And as the games come in for review, photographers Cameron Pound and Michael Parkinson hurry to get the screenshots taken — always shooting as many as possible in case the game’s an unexpected Smash!
The writers may be the magazine’s public face, but between the writers and the printed words there’s a series of editors. Usually a finished article goes first to Subeditor David Peters, who corrects any mistakes, double-checks with the writer if something doesn’t make sense, and often has to cut the piece to fit the allocated space.
Then the polished product comes to Managing Editor Barnaby Page (pictured), for a final read-through before it goes on an Amstrad disk and down the road to Tortoise Shell Press, a local printing company which typesets all of CRASH, ZZAP! 64 and THE GAMES MACHINE.
Besides choosing pictures, writing sarcastic captions and hurrying everyone else, Barnaby also puts typesetting codes in the article so it comes out in the correct size and typeface — blame him for the occasional mi stakes Like Ωthis.
Copy (the journalist’s and ad man’s jargon for written material) comes back from the typesetter on bromide paper in long strips of text. It’s photocopied so the editors can check for any mistakes — you always miss something on the screen, somehow — and sent up to the Art Department where designers Markie Kendrick (pictured) and Wayne Alien make it look like a magazine. They stick the strips of text down on boards the size and shape of a CRASH page, saving spaces for pictures, blowing up (enlarging) or reducing (shrinking) headlines on a process camera, and remembering all the fiddly bits like keylines (the lines that separate parts of the page) and page numbers.

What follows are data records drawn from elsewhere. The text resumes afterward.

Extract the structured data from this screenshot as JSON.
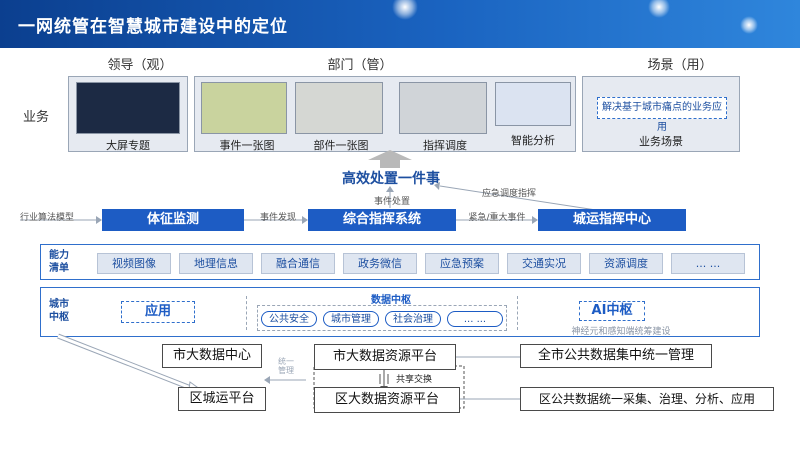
{
  "title": "一网统管在智慧城市建设中的定位",
  "columns": {
    "leader": "领导（观）",
    "dept": "部门（管）",
    "scene": "场景（用）"
  },
  "row_label": "业务",
  "thumbnails": [
    "大屏专题",
    "事件一张图",
    "部件一张图",
    "指挥调度",
    "智能分析"
  ],
  "scene_box": "解决基于城市痛点的业务应用",
  "scene_caption": "业务场景",
  "headline": "高效处置一件事",
  "flow": {
    "model_label": "行业算法模型",
    "box1": "体征监测",
    "edge1": "事件发现",
    "box2": "综合指挥系统",
    "edge2": "紧急/重大事件",
    "box3": "城运指挥中心",
    "up_label": "事件处置",
    "diag_label": "应急调度指挥"
  },
  "capability": {
    "label_line1": "能力",
    "label_line2": "清单",
    "items": [
      "视频图像",
      "地理信息",
      "融合通信",
      "政务微信",
      "应急预案",
      "交通实况",
      "资源调度",
      "... ..."
    ]
  },
  "hub": {
    "label_line1": "城市",
    "label_line2": "中枢",
    "app": "应用",
    "data_title": "数据中枢",
    "pills": [
      "公共安全",
      "城市管理",
      "社会治理",
      "... ..."
    ],
    "ai": "AI中枢",
    "ai_sub": "神经元和感知端统筹建设"
  },
  "bottom": {
    "city_center": "市大数据中心",
    "district_platform": "区城运平台",
    "unified_label": "统一管理",
    "city_resource": "市大数据资源平台",
    "share": "共享交换",
    "district_resource": "区大数据资源平台",
    "right_top": "全市公共数据集中统一管理",
    "right_bottom": "区公共数据统一采集、治理、分析、应用"
  },
  "colors": {
    "banner": "#1a63c0",
    "accent": "#1d5cc4"
  }
}
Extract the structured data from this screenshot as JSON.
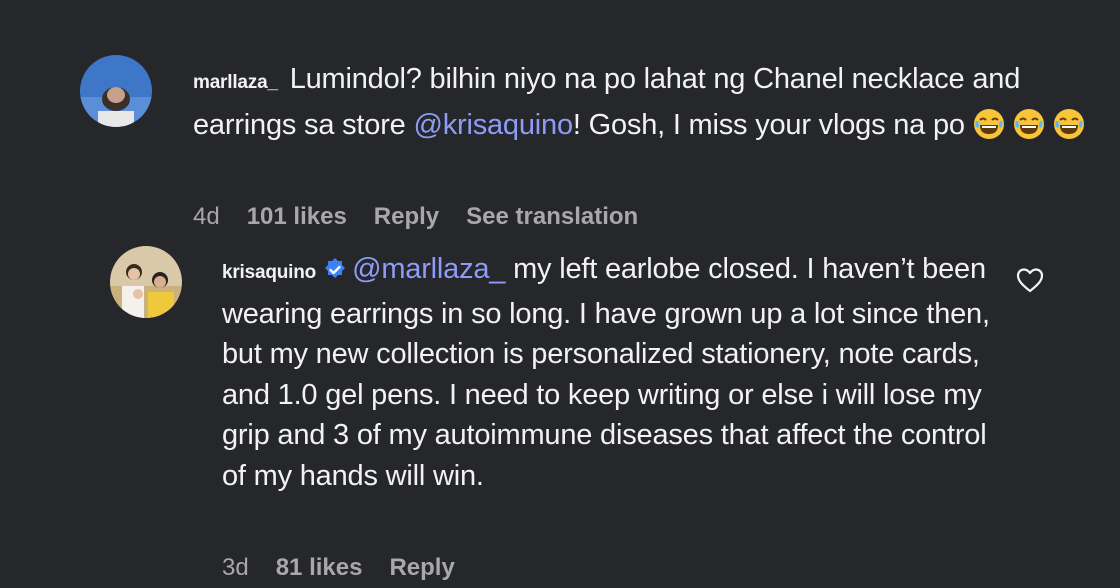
{
  "comment": {
    "username": "marllaza_",
    "text_part1": "Lumindol? bilhin niyo na po lahat ng Chanel necklace and earrings sa store ",
    "mention": "@krisaquino",
    "text_part2": "! Gosh, I miss your vlogs na po ",
    "emoji_name": "face-with-tears-of-joy-icon",
    "time": "4d",
    "likes": "101 likes",
    "reply_label": "Reply",
    "translate_label": "See translation"
  },
  "reply": {
    "username": "krisaquino",
    "mention": "@marllaza_",
    "text": " my left earlobe closed. I haven’t been wearing earrings in so long. I have grown up a lot since then, but my new collection is personalized stationery, note cards, and 1.0 gel pens. I need to keep writing or else i will lose my grip and 3 of my autoimmune diseases that affect the control of my hands will win.",
    "time": "3d",
    "likes": "81 likes",
    "reply_label": "Reply"
  },
  "colors": {
    "background": "#26272b",
    "mention": "#8c9cf7",
    "meta": "#a8a8a8",
    "verified": "#3b82f6"
  }
}
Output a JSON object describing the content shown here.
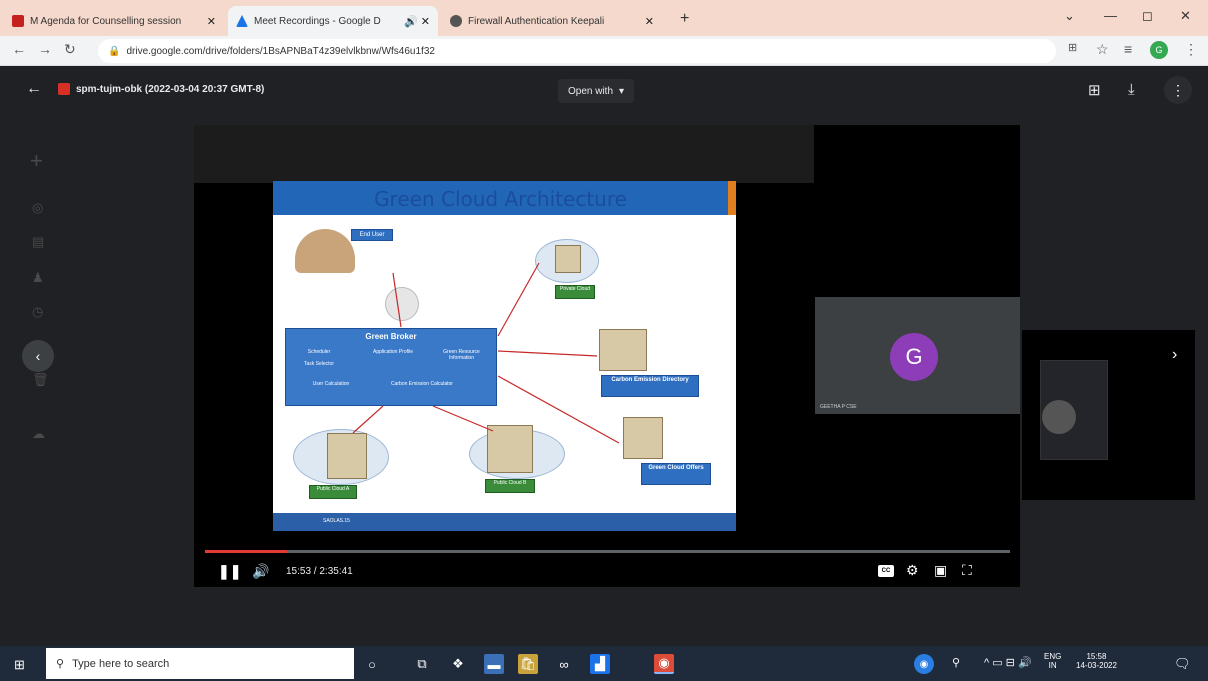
{
  "browser": {
    "tabs": [
      {
        "title": "M  Agenda for Counselling session",
        "favicon_color": "#c5221f"
      },
      {
        "title": "Meet Recordings - Google D",
        "favicon_color": "#1a73e8"
      },
      {
        "title": "Firewall Authentication Keepali",
        "favicon_color": "#555555"
      }
    ],
    "new_tab": "+",
    "url": "drive.google.com/drive/folders/1BsAPNBaT4z39elvlkbnw/Wfs46u1f32"
  },
  "viewer": {
    "file_title": "spm-tujm-obk (2022-03-04 20:37 GMT-8)",
    "open_with": "Open with"
  },
  "slide": {
    "title": "Green Cloud Architecture",
    "end_user": "End User",
    "broker": "Green Broker",
    "broker_parts": [
      "Scheduler",
      "Application Profile",
      "Green Resource Information",
      "Task Selector",
      "User Calculation",
      "Carbon Emission Calculator"
    ],
    "private_cloud": "Private Cloud",
    "carbon_directory": "Carbon Emission Directory",
    "green_offers": "Green Cloud Offers",
    "public_cloud_a": "Public Cloud A",
    "public_cloud_b": "Public Cloud B",
    "footer": "SAOLAS.15"
  },
  "participant": {
    "initial": "G",
    "name": "GEETHA P CSE"
  },
  "player": {
    "time": "15:53 / 2:35:41",
    "progress": 0.102,
    "cc": "CC"
  },
  "taskbar": {
    "search_placeholder": "Type here to search",
    "lang": "ENG",
    "region": "IN",
    "clock_time": "15:58",
    "clock_date": "14-03-2022"
  },
  "colors": {
    "accent_red": "#e53935",
    "avatar_purple": "#8e3db8",
    "tab_strip": "#f5d9cc"
  }
}
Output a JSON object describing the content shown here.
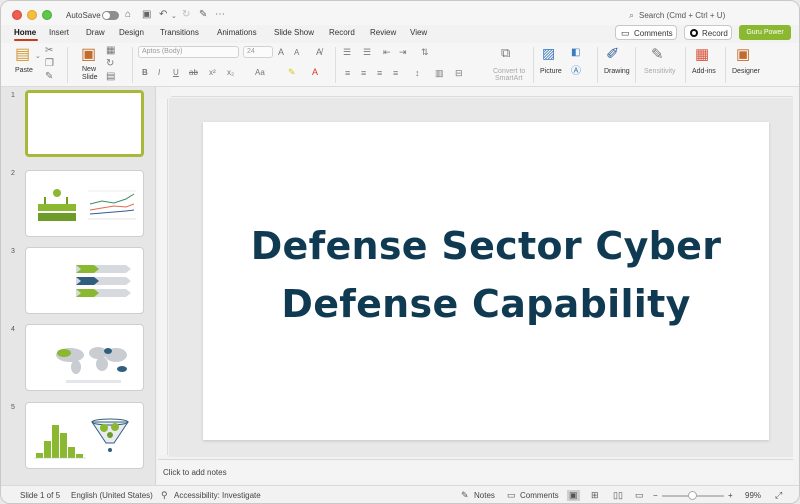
{
  "titlebar": {
    "autosave_label": "AutoSave",
    "search_placeholder": "Search (Cmd + Ctrl + U)"
  },
  "tabs": [
    "Home",
    "Insert",
    "Draw",
    "Design",
    "Transitions",
    "Animations",
    "Slide Show",
    "Record",
    "Review",
    "View"
  ],
  "header_buttons": {
    "comments": "Comments",
    "record": "Record",
    "guru": "Guru Power"
  },
  "ribbon": {
    "paste": "Paste",
    "new_slide_line1": "New",
    "new_slide_line2": "Slide",
    "font_name": "Aptos (Body)",
    "font_size": "24",
    "convert_line1": "Convert to",
    "convert_line2": "SmartArt",
    "picture": "Picture",
    "drawing": "Drawing",
    "sensitivity": "Sensitivity",
    "addins": "Add-ins",
    "designer": "Designer"
  },
  "slides": [
    {
      "number": "1"
    },
    {
      "number": "2"
    },
    {
      "number": "3"
    },
    {
      "number": "4"
    },
    {
      "number": "5"
    }
  ],
  "slide": {
    "title_line1": "Defense Sector Cyber",
    "title_line2": "Defense Capability"
  },
  "notes_placeholder": "Click to add notes",
  "statusbar": {
    "slide_position": "Slide 1 of 5",
    "language": "English (United States)",
    "accessibility": "Accessibility: Investigate",
    "notes": "Notes",
    "comments": "Comments",
    "zoom": "99%"
  },
  "colors": {
    "accent_tab": "#c43e1c",
    "guru_button": "#8ab831",
    "title_text": "#0f3a52",
    "thumb_selected": "#a8b83a"
  }
}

Black-and-white pictures are made into photomechanical tints (PMTs) on the process camera — because mono photos are made up of every shade from black to white, but a printing press can only handle solid black and solid white. A PMT is made up entirely of minuscule black dots and white dots, so it can be used for printing, but it simulates shading by subtly increasing the concentration of black dots as an area grows darker. (If you look at any of the pictures on this page through a powerful magnifying glass you’ll see exactly how it works.) When all that’s done the patches arrive — single lines or paragraphs of text typeset again with mistakes corrected. They have to be stuck down in the right place, and sometimes it’s a race against time to get the corrections in.
Finally, the page is ready for colour mark-up... and by now someone in film-planning is probably breathing down the Art Department’s neck.
The film-planners add colour to pages. Every bit of coloured text or background (photos are a different story) is a combination of magenta (a purplish red), cyan (green-blue) and yellow in different strengths. Those three form a set of primary colours, so any colour can be created by mixing them in different strengths.
The Art Department’s designers mark each page with the mixture of colours required — for instance, the Forum page on the back of this was marked ‘50% yellow, 30% magenta’. (It’s just a colour cocktail, really.)
Then the film-planners prepare a film for each of the three colours, by masking out the bits that aren’t that colour and shooting it on a special camera. Another piece of film is shot for the ordinary black text and keylines. And all that’s done for every page.
But the millions of shades on colour photos are far too complex to do by hand, so they’re sent to Scan Studios in north London where a laser-scanning machine does the same job, producing those four films (called separations) for each picture. The separations come back to Ludlow where they’re slotted into the page’s film.
When every page has been shot to film, the issue ‘goes to bed’ — work’s finished for the Ludlow team (except the Production Controller, standing by to deal with any last-minute printing problems — and the accountants waiting for the money to flood in!) We send those films to Carlisle WebOffset, they run off 130,000 copies and... Here it is.